**Record excerpts**.
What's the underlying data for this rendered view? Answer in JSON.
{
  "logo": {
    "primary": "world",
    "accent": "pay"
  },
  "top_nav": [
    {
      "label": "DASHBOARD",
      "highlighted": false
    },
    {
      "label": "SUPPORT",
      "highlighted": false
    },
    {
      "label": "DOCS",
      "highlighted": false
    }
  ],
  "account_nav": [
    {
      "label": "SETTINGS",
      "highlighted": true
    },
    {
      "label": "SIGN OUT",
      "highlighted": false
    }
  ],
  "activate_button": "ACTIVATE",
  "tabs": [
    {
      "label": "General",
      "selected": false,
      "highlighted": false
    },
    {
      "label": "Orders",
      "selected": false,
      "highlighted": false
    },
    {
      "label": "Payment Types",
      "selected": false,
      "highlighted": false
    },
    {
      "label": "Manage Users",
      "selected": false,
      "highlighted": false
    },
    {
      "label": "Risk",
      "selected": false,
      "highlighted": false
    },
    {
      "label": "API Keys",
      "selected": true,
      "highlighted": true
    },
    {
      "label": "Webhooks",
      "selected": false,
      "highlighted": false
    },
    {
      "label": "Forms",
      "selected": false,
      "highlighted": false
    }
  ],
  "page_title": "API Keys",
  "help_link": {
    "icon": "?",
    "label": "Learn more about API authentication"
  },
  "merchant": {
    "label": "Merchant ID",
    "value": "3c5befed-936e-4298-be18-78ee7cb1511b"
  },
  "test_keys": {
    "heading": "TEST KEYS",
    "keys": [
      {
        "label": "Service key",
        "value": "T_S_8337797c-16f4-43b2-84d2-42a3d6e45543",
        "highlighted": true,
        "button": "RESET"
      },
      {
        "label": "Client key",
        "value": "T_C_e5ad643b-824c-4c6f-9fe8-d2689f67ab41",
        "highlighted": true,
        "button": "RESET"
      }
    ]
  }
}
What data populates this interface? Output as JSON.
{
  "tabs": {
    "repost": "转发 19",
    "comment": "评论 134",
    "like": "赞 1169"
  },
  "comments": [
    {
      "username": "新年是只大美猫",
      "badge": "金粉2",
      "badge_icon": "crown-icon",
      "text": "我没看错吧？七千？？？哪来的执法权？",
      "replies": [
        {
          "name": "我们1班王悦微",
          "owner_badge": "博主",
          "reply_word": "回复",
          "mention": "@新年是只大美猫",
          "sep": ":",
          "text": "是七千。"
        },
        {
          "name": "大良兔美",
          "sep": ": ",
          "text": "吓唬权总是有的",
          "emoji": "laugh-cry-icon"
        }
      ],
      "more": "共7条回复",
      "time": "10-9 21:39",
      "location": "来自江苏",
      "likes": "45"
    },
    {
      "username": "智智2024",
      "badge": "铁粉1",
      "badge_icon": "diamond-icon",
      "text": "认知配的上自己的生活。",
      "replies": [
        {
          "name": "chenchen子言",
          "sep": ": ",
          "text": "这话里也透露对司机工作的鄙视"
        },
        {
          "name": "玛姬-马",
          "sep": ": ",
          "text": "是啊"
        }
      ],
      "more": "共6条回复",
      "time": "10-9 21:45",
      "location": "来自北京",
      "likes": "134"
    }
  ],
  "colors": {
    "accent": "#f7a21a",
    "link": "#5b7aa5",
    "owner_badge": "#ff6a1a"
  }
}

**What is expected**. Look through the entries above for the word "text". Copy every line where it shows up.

**Result for this exercise**.
      "text": "我没看错吧？七千？？？哪来的执法权？",
          "text": "是七千。"
          "text": "吓唬权总是有的",
      "text": "认知配的上自己的生活。",
          "text": "这话里也透露对司机工作的鄙视"
          "text": "是啊"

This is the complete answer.